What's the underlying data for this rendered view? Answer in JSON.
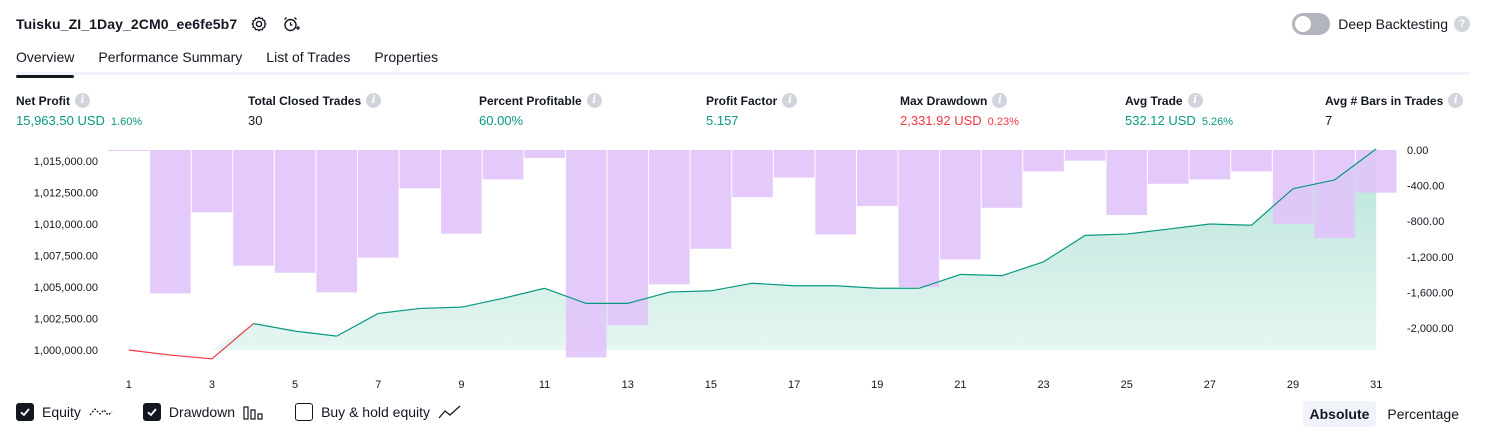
{
  "header": {
    "strategy_name": "Tuisku_ZI_1Day_2CM0_ee6fe5b7",
    "deep_backtesting_label": "Deep Backtesting",
    "deep_backtesting_enabled": false
  },
  "tabs": [
    {
      "label": "Overview",
      "active": true
    },
    {
      "label": "Performance Summary",
      "active": false
    },
    {
      "label": "List of Trades",
      "active": false
    },
    {
      "label": "Properties",
      "active": false
    }
  ],
  "metrics": [
    {
      "label": "Net Profit",
      "value": "15,963.50 USD",
      "pct": "1.60%",
      "tone": "green"
    },
    {
      "label": "Total Closed Trades",
      "value": "30",
      "pct": "",
      "tone": "dark"
    },
    {
      "label": "Percent Profitable",
      "value": "60.00%",
      "pct": "",
      "tone": "green"
    },
    {
      "label": "Profit Factor",
      "value": "5.157",
      "pct": "",
      "tone": "green"
    },
    {
      "label": "Max Drawdown",
      "value": "2,331.92 USD",
      "pct": "0.23%",
      "tone": "red"
    },
    {
      "label": "Avg Trade",
      "value": "532.12 USD",
      "pct": "5.26%",
      "tone": "green"
    },
    {
      "label": "Avg # Bars in Trades",
      "value": "7",
      "pct": "",
      "tone": "dark"
    }
  ],
  "footer": {
    "equity_label": "Equity",
    "equity_checked": true,
    "drawdown_label": "Drawdown",
    "drawdown_checked": true,
    "buyhold_label": "Buy & hold equity",
    "buyhold_checked": false,
    "absolute_label": "Absolute",
    "percentage_label": "Percentage",
    "mode": "absolute"
  },
  "colors": {
    "equity_up": "#089981",
    "equity_down": "#f23645",
    "equity_fill": "#d3efe8",
    "drawdown_bar": "#e1c4fb",
    "text": "#131722",
    "muted": "#d1d4dc"
  },
  "chart_data": {
    "type": "area",
    "x_ticks": [
      1,
      3,
      5,
      7,
      9,
      11,
      13,
      15,
      17,
      19,
      21,
      23,
      25,
      27,
      29,
      31
    ],
    "equity": {
      "name": "Equity",
      "x": [
        1,
        2,
        3,
        4,
        5,
        6,
        7,
        8,
        9,
        10,
        11,
        12,
        13,
        14,
        15,
        16,
        17,
        18,
        19,
        20,
        21,
        22,
        23,
        24,
        25,
        26,
        27,
        28,
        29,
        30,
        31
      ],
      "values": [
        1000000,
        999600,
        999300,
        1002100,
        1001500,
        1001100,
        1002900,
        1003300,
        1003400,
        1004100,
        1004900,
        1003700,
        1003700,
        1004600,
        1004700,
        1005300,
        1005100,
        1005100,
        1004900,
        1004900,
        1006000,
        1005900,
        1007000,
        1009100,
        1009200,
        1009600,
        1010000,
        1009900,
        1012800,
        1013500,
        1015964
      ],
      "left_axis_ticks": [
        "1,015,000.00",
        "1,012,500.00",
        "1,010,000.00",
        "1,007,500.00",
        "1,005,000.00",
        "1,002,500.00",
        "1,000,000.00"
      ],
      "left_axis_values": [
        1015000,
        1012500,
        1010000,
        1007500,
        1005000,
        1002500,
        1000000
      ],
      "ylim": [
        999200,
        1016200
      ]
    },
    "drawdown": {
      "name": "Drawdown",
      "x": [
        1,
        2,
        3,
        4,
        5,
        6,
        7,
        8,
        9,
        10,
        11,
        12,
        13,
        14,
        15,
        16,
        17,
        18,
        19,
        20,
        21,
        22,
        23,
        24,
        25,
        26,
        27,
        28,
        29,
        30,
        31
      ],
      "values": [
        -5,
        -1610,
        -700,
        -1300,
        -1380,
        -1600,
        -1210,
        -430,
        -940,
        -330,
        -90,
        -2330,
        -1970,
        -1510,
        -1110,
        -530,
        -310,
        -950,
        -630,
        -1540,
        -1230,
        -650,
        -240,
        -120,
        -730,
        -380,
        -330,
        -240,
        -830,
        -990,
        -480
      ],
      "right_axis_ticks": [
        "0.00",
        "-400.00",
        "-800.00",
        "-1,200.00",
        "-1,600.00",
        "-2,000.00"
      ],
      "right_axis_values": [
        0,
        -400,
        -800,
        -1200,
        -1600,
        -2000
      ],
      "ylim": [
        -2330,
        0
      ]
    }
  }
}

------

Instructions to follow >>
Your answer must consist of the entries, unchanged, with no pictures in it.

Exercise output >>
What's the underlying data for this rendered view? Answer in JSON.
{
  "header": {
    "strategy_name": "Tuisku_ZI_1Day_2CM0_ee6fe5b7",
    "deep_backtesting_label": "Deep Backtesting",
    "deep_backtesting_enabled": false
  },
  "tabs": [
    {
      "label": "Overview",
      "active": true
    },
    {
      "label": "Performance Summary",
      "active": false
    },
    {
      "label": "List of Trades",
      "active": false
    },
    {
      "label": "Properties",
      "active": false
    }
  ],
  "metrics": [
    {
      "label": "Net Profit",
      "value": "15,963.50 USD",
      "pct": "1.60%",
      "tone": "green"
    },
    {
      "label": "Total Closed Trades",
      "value": "30",
      "pct": "",
      "tone": "dark"
    },
    {
      "label": "Percent Profitable",
      "value": "60.00%",
      "pct": "",
      "tone": "green"
    },
    {
      "label": "Profit Factor",
      "value": "5.157",
      "pct": "",
      "tone": "green"
    },
    {
      "label": "Max Drawdown",
      "value": "2,331.92 USD",
      "pct": "0.23%",
      "tone": "red"
    },
    {
      "label": "Avg Trade",
      "value": "532.12 USD",
      "pct": "5.26%",
      "tone": "green"
    },
    {
      "label": "Avg # Bars in Trades",
      "value": "7",
      "pct": "",
      "tone": "dark"
    }
  ],
  "footer": {
    "equity_label": "Equity",
    "equity_checked": true,
    "drawdown_label": "Drawdown",
    "drawdown_checked": true,
    "buyhold_label": "Buy & hold equity",
    "buyhold_checked": false,
    "absolute_label": "Absolute",
    "percentage_label": "Percentage",
    "mode": "absolute"
  },
  "colors": {
    "equity_up": "#089981",
    "equity_down": "#f23645",
    "equity_fill": "#d3efe8",
    "drawdown_bar": "#e1c4fb",
    "text": "#131722",
    "muted": "#d1d4dc"
  },
  "chart_data": {
    "type": "area",
    "x_ticks": [
      1,
      3,
      5,
      7,
      9,
      11,
      13,
      15,
      17,
      19,
      21,
      23,
      25,
      27,
      29,
      31
    ],
    "equity": {
      "name": "Equity",
      "x": [
        1,
        2,
        3,
        4,
        5,
        6,
        7,
        8,
        9,
        10,
        11,
        12,
        13,
        14,
        15,
        16,
        17,
        18,
        19,
        20,
        21,
        22,
        23,
        24,
        25,
        26,
        27,
        28,
        29,
        30,
        31
      ],
      "values": [
        1000000,
        999600,
        999300,
        1002100,
        1001500,
        1001100,
        1002900,
        1003300,
        1003400,
        1004100,
        1004900,
        1003700,
        1003700,
        1004600,
        1004700,
        1005300,
        1005100,
        1005100,
        1004900,
        1004900,
        1006000,
        1005900,
        1007000,
        1009100,
        1009200,
        1009600,
        1010000,
        1009900,
        1012800,
        1013500,
        1015964
      ],
      "left_axis_ticks": [
        "1,015,000.00",
        "1,012,500.00",
        "1,010,000.00",
        "1,007,500.00",
        "1,005,000.00",
        "1,002,500.00",
        "1,000,000.00"
      ],
      "left_axis_values": [
        1015000,
        1012500,
        1010000,
        1007500,
        1005000,
        1002500,
        1000000
      ],
      "ylim": [
        999200,
        1016200
      ]
    },
    "drawdown": {
      "name": "Drawdown",
      "x": [
        1,
        2,
        3,
        4,
        5,
        6,
        7,
        8,
        9,
        10,
        11,
        12,
        13,
        14,
        15,
        16,
        17,
        18,
        19,
        20,
        21,
        22,
        23,
        24,
        25,
        26,
        27,
        28,
        29,
        30,
        31
      ],
      "values": [
        -5,
        -1610,
        -700,
        -1300,
        -1380,
        -1600,
        -1210,
        -430,
        -940,
        -330,
        -90,
        -2330,
        -1970,
        -1510,
        -1110,
        -530,
        -310,
        -950,
        -630,
        -1540,
        -1230,
        -650,
        -240,
        -120,
        -730,
        -380,
        -330,
        -240,
        -830,
        -990,
        -480
      ],
      "right_axis_ticks": [
        "0.00",
        "-400.00",
        "-800.00",
        "-1,200.00",
        "-1,600.00",
        "-2,000.00"
      ],
      "right_axis_values": [
        0,
        -400,
        -800,
        -1200,
        -1600,
        -2000
      ],
      "ylim": [
        -2330,
        0
      ]
    }
  }
}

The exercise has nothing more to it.